- Material provided
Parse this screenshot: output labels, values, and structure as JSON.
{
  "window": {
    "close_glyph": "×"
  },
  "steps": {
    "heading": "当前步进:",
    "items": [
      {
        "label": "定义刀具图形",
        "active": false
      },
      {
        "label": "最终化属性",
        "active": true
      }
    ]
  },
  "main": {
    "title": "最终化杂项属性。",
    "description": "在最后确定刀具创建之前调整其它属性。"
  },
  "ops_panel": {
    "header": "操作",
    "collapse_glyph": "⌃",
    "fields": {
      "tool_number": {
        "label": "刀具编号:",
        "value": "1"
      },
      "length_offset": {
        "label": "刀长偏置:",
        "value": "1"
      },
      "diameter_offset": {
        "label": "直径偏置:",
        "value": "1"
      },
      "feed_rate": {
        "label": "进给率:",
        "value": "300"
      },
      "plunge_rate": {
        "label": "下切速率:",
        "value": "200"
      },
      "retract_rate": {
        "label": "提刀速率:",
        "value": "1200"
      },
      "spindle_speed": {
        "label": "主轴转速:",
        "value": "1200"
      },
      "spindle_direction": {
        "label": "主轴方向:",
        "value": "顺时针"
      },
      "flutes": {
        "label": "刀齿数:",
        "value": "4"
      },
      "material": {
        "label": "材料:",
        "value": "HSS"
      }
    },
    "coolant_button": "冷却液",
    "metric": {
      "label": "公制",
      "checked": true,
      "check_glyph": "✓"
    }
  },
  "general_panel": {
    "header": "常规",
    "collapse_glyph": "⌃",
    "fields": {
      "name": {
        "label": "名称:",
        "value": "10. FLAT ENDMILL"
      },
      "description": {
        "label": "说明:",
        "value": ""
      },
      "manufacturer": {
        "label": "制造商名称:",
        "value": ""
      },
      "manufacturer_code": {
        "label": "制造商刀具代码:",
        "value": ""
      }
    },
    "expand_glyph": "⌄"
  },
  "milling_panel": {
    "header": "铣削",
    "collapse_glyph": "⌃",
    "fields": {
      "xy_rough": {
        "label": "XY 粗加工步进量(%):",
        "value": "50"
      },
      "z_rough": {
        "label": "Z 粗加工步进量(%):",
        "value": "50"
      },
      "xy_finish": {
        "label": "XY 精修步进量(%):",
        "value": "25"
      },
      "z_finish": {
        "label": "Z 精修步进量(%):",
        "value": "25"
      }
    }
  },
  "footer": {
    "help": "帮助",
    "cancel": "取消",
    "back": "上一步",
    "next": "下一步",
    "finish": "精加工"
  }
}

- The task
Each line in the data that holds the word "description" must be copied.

- Written answer
    "description": "在最后确定刀具创建之前调整其它属性。"
      "description": {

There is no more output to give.